┏━━

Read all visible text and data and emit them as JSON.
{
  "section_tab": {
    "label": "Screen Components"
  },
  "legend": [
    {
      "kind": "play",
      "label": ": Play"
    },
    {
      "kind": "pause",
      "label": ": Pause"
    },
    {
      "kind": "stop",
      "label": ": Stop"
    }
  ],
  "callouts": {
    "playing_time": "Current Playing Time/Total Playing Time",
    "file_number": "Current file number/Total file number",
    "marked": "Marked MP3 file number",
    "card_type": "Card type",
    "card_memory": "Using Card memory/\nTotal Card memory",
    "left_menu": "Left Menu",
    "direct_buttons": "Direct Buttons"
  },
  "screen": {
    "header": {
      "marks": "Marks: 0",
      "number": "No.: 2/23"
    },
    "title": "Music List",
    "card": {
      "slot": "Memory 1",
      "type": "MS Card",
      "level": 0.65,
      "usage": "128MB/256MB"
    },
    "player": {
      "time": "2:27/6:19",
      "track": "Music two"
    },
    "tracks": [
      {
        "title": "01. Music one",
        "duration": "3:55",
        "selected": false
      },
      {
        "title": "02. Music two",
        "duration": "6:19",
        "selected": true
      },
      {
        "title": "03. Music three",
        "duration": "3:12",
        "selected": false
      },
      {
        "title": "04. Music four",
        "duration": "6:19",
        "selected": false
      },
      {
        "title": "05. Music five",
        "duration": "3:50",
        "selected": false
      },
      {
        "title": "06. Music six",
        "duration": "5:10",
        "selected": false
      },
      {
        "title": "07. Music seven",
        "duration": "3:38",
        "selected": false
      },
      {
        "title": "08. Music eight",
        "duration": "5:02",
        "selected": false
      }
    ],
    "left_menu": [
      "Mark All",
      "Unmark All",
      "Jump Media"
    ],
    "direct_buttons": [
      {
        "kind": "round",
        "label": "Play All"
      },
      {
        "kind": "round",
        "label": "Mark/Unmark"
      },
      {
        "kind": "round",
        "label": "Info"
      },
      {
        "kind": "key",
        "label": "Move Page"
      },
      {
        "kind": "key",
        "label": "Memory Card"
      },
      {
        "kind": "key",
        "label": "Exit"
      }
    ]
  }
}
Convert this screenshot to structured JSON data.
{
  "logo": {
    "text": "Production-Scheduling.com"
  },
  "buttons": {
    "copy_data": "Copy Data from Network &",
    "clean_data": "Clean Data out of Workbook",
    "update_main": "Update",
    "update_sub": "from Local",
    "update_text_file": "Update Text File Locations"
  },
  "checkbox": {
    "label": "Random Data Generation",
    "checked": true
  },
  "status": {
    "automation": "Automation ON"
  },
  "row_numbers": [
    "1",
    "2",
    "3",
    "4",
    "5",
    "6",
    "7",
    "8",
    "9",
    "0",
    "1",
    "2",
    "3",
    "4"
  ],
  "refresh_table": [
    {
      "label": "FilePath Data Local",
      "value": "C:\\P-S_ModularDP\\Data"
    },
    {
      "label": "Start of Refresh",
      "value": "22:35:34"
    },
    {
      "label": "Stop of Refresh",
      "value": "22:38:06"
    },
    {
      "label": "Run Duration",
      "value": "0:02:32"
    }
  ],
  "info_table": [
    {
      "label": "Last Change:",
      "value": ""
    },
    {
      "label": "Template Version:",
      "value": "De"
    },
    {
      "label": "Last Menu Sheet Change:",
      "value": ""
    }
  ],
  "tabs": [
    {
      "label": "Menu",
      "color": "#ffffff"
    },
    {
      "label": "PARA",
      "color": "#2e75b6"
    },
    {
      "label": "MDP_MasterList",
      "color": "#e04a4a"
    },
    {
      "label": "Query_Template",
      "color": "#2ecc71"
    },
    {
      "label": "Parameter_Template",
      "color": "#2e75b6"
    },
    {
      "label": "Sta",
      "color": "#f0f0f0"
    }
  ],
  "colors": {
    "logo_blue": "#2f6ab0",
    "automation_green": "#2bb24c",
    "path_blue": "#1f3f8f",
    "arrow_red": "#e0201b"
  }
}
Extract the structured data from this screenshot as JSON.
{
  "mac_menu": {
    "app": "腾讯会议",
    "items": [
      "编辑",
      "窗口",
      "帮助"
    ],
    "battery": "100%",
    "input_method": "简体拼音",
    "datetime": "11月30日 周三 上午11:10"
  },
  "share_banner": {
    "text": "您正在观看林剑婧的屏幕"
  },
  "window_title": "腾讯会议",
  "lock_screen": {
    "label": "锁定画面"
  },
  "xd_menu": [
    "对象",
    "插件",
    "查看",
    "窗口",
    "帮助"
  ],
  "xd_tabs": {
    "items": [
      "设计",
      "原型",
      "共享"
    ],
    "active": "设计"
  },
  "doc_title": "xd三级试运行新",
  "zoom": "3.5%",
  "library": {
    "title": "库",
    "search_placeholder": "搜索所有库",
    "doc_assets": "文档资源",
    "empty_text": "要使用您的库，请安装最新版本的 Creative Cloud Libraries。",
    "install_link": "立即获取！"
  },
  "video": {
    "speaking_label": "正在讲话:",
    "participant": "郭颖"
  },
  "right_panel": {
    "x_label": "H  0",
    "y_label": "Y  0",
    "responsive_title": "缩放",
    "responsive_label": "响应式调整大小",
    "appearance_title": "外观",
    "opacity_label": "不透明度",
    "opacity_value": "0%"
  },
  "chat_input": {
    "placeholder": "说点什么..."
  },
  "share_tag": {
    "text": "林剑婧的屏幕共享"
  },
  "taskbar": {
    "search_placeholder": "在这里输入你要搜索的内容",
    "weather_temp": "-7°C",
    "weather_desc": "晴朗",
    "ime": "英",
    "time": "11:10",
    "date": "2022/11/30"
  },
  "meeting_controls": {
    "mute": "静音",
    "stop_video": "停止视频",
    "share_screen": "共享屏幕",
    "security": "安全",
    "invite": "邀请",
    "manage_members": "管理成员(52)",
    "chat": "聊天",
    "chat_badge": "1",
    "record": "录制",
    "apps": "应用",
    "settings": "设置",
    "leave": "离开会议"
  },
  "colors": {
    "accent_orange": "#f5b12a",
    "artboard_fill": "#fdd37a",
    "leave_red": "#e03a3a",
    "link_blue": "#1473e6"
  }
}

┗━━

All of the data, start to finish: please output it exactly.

Read all visible text and data and emit them as JSON.
{
  "section_tab": {
    "label": "Screen Components"
  },
  "legend": [
    {
      "kind": "play",
      "label": ": Play"
    },
    {
      "kind": "pause",
      "label": ": Pause"
    },
    {
      "kind": "stop",
      "label": ": Stop"
    }
  ],
  "callouts": {
    "playing_time": "Current Playing Time/Total Playing Time",
    "file_number": "Current file number/Total file number",
    "marked": "Marked MP3 file number",
    "card_type": "Card type",
    "card_memory": "Using Card memory/\nTotal Card memory",
    "left_menu": "Left Menu",
    "direct_buttons": "Direct Buttons"
  },
  "screen": {
    "header": {
      "marks": "Marks: 0",
      "number": "No.: 2/23"
    },
    "title": "Music List",
    "card": {
      "slot": "Memory 1",
      "type": "MS Card",
      "level": 0.65,
      "usage": "128MB/256MB"
    },
    "player": {
      "time": "2:27/6:19",
      "track": "Music two"
    },
    "tracks": [
      {
        "title": "01. Music one",
        "duration": "3:55",
        "selected": false
      },
      {
        "title": "02. Music two",
        "duration": "6:19",
        "selected": true
      },
      {
        "title": "03. Music three",
        "duration": "3:12",
        "selected": false
      },
      {
        "title": "04. Music four",
        "duration": "6:19",
        "selected": false
      },
      {
        "title": "05. Music five",
        "duration": "3:50",
        "selected": false
      },
      {
        "title": "06. Music six",
        "duration": "5:10",
        "selected": false
      },
      {
        "title": "07. Music seven",
        "duration": "3:38",
        "selected": false
      },
      {
        "title": "08. Music eight",
        "duration": "5:02",
        "selected": false
      }
    ],
    "left_menu": [
      "Mark All",
      "Unmark All",
      "Jump Media"
    ],
    "direct_buttons": [
      {
        "kind": "round",
        "label": "Play All"
      },
      {
        "kind": "round",
        "label": "Mark/Unmark"
      },
      {
        "kind": "round",
        "label": "Info"
      },
      {
        "kind": "key",
        "label": "Move Page"
      },
      {
        "kind": "key",
        "label": "Memory Card"
      },
      {
        "kind": "key",
        "label": "Exit"
      }
    ]
  }
}
Convert this screenshot to structured JSON data.
{
  "logo": {
    "text": "Production-Scheduling.com"
  },
  "buttons": {
    "copy_data": "Copy Data from Network &",
    "clean_data": "Clean Data out of Workbook",
    "update_main": "Update",
    "update_sub": "from Local",
    "update_text_file": "Update Text File Locations"
  },
  "checkbox": {
    "label": "Random Data Generation",
    "checked": true
  },
  "status": {
    "automation": "Automation ON"
  },
  "row_numbers": [
    "1",
    "2",
    "3",
    "4",
    "5",
    "6",
    "7",
    "8",
    "9",
    "0",
    "1",
    "2",
    "3",
    "4"
  ],
  "refresh_table": [
    {
      "label": "FilePath Data Local",
      "value": "C:\\P-S_ModularDP\\Data"
    },
    {
      "label": "Start of Refresh",
      "value": "22:35:34"
    },
    {
      "label": "Stop of Refresh",
      "value": "22:38:06"
    },
    {
      "label": "Run Duration",
      "value": "0:02:32"
    }
  ],
  "info_table": [
    {
      "label": "Last Change:",
      "value": ""
    },
    {
      "label": "Template Version:",
      "value": "De"
    },
    {
      "label": "Last Menu Sheet Change:",
      "value": ""
    }
  ],
  "tabs": [
    {
      "label": "Menu",
      "color": "#ffffff"
    },
    {
      "label": "PARA",
      "color": "#2e75b6"
    },
    {
      "label": "MDP_MasterList",
      "color": "#e04a4a"
    },
    {
      "label": "Query_Template",
      "color": "#2ecc71"
    },
    {
      "label": "Parameter_Template",
      "color": "#2e75b6"
    },
    {
      "label": "Sta",
      "color": "#f0f0f0"
    }
  ],
  "colors": {
    "logo_blue": "#2f6ab0",
    "automation_green": "#2bb24c",
    "path_blue": "#1f3f8f",
    "arrow_red": "#e0201b"
  }
}
Extract the structured data from this screenshot as JSON.
{
  "mac_menu": {
    "app": "腾讯会议",
    "items": [
      "编辑",
      "窗口",
      "帮助"
    ],
    "battery": "100%",
    "input_method": "简体拼音",
    "datetime": "11月30日 周三 上午11:10"
  },
  "share_banner": {
    "text": "您正在观看林剑婧的屏幕"
  },
  "window_title": "腾讯会议",
  "lock_screen": {
    "label": "锁定画面"
  },
  "xd_menu": [
    "对象",
    "插件",
    "查看",
    "窗口",
    "帮助"
  ],
  "xd_tabs": {
    "items": [
      "设计",
      "原型",
      "共享"
    ],
    "active": "设计"
  },
  "doc_title": "xd三级试运行新",
  "zoom": "3.5%",
  "library": {
    "title": "库",
    "search_placeholder": "搜索所有库",
    "doc_assets": "文档资源",
    "empty_text": "要使用您的库，请安装最新版本的 Creative Cloud Libraries。",
    "install_link": "立即获取！"
  },
  "video": {
    "speaking_label": "正在讲话:",
    "participant": "郭颖"
  },
  "right_panel": {
    "x_label": "H  0",
    "y_label": "Y  0",
    "responsive_title": "缩放",
    "responsive_label": "响应式调整大小",
    "appearance_title": "外观",
    "opacity_label": "不透明度",
    "opacity_value": "0%"
  },
  "chat_input": {
    "placeholder": "说点什么..."
  },
  "share_tag": {
    "text": "林剑婧的屏幕共享"
  },
  "taskbar": {
    "search_placeholder": "在这里输入你要搜索的内容",
    "weather_temp": "-7°C",
    "weather_desc": "晴朗",
    "ime": "英",
    "time": "11:10",
    "date": "2022/11/30"
  },
  "meeting_controls": {
    "mute": "静音",
    "stop_video": "停止视频",
    "share_screen": "共享屏幕",
    "security": "安全",
    "invite": "邀请",
    "manage_members": "管理成员(52)",
    "chat": "聊天",
    "chat_badge": "1",
    "record": "录制",
    "apps": "应用",
    "settings": "设置",
    "leave": "离开会议"
  },
  "colors": {
    "accent_orange": "#f5b12a",
    "artboard_fill": "#fdd37a",
    "leave_red": "#e03a3a",
    "link_blue": "#1473e6"
  }
}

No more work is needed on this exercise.